Say the car stopped for a bit longer than usual. The first place a rider will look is our in-car passenger screens. There, they can see a simplified view of the activity our sensors are picking up, which we show at all times, coupled with a status layer that can display a specific message based on the situation. So in this example, riders would see “yielding to pedestrians,” which explicitly tells you what the car is doing and why it’s stopped. On this screen, you’re able to identify where the pedestrians are in the scene, giving you a picture of what the car is sensing and how it’s reacting.
Other times, we know our riders might not be looking up — perhaps they’re texting or resting their eyes — so we actively try to get their attention, like when we’re almost at the destination. In these cases, we use auditory feedback to ensure our riders receive relevant information to prepare them for the next step in their journey.
Engaging the sense of sound frees our riders from staying glued to the app or screen, giving them more time to sit back and relax.
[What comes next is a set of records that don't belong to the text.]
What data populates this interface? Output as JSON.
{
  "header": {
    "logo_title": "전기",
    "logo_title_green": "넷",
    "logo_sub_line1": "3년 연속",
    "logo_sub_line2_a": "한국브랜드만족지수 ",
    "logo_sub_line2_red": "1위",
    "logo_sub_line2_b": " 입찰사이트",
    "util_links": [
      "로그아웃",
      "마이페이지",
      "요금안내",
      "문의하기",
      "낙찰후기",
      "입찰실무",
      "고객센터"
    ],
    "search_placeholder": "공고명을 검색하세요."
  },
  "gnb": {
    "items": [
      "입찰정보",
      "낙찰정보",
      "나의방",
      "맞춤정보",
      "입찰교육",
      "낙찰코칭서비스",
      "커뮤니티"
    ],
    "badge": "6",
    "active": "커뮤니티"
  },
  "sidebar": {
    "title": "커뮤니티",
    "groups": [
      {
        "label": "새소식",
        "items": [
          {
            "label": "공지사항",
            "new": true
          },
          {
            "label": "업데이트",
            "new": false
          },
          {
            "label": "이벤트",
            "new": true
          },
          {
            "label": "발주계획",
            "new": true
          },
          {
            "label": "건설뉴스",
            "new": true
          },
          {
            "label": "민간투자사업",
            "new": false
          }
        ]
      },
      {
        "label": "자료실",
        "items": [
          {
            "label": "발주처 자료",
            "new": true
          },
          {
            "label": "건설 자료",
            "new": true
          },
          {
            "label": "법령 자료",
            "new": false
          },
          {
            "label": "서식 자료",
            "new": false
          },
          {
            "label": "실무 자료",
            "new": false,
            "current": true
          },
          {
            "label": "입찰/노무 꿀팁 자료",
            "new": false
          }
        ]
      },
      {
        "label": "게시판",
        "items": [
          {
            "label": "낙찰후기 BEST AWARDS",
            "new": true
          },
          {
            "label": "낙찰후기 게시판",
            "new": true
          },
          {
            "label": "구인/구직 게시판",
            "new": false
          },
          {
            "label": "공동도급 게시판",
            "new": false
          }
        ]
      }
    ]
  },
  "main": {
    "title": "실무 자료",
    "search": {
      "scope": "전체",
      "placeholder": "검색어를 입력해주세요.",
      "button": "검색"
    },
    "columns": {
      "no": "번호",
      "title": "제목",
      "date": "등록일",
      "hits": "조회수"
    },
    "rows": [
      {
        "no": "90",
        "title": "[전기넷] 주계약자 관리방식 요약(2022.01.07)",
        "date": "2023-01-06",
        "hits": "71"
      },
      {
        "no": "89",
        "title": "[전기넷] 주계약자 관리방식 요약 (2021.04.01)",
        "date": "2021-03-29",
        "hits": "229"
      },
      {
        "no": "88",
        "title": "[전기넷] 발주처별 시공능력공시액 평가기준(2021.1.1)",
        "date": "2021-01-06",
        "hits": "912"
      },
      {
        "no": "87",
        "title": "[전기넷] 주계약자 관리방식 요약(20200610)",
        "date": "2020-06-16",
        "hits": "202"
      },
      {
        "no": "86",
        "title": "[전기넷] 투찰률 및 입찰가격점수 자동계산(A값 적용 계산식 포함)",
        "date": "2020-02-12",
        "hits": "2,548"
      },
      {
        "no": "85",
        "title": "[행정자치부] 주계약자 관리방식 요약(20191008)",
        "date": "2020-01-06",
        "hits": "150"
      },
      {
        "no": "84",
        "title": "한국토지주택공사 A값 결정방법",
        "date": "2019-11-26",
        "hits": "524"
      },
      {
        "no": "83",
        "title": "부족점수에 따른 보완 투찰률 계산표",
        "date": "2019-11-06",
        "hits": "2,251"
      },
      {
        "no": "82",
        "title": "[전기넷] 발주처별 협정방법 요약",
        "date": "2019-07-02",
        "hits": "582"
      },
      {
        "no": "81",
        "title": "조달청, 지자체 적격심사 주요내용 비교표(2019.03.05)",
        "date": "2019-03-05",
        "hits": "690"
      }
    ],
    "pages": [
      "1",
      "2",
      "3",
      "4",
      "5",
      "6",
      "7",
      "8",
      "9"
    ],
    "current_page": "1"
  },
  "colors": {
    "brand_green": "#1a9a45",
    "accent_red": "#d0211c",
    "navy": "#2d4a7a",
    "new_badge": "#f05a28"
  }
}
This leads us to our next pillar of trust: freedom.
When people ride with Waymo, we hope to evoke a feeling of freedom — freedom from the stress of driving; freedom from worrying about their safety on the road; freedom to get where they want to go. This freedom comes with new found time and choices for how to use it. Whether you want to catch up on emails or jam out to some of your favorite tunes using our music integration, we encourage riders to make this space their own, which we respect by only requesting their attention when absolutely necessary.
Finally, we build trust with our riders through consistency. Our passengers interact with Waymo across many different points throughout their journey, from our app to our in-car passenger screens, or even during a conversation with one of our rider support agents. We think of design as a system and strive to create a cohesive, connected experience throughout where riders can transition seamlessly from one interface to the other.
We also deliver consistency from ride to ride. Our riders like knowing that every time they step into a Waymo vehicle, they’re getting the same experienced driver, and from a design perspective, they’re also viewing the same type of information on our screens, being greeted by familiar sounds, and have the same choices for how to control and customize their ride.
Establishing trust with our riders will always be at the core of our design work, both today and in the future. But as our self-driving service matures, so will our guiding principles. We’re already evolving our understanding of riders’ needs in fully self-driving vehicles, and we’re constantly translating these insights into features we can incorporate into our service . There’s still a lot we don’t know that we’ll have to learn along the way and adapt to. As designers, this is what excites us most.
If you’re interested in learning more about our user experience research and design work at Waymo, check out the talk Ryan gave at SXSW 2019.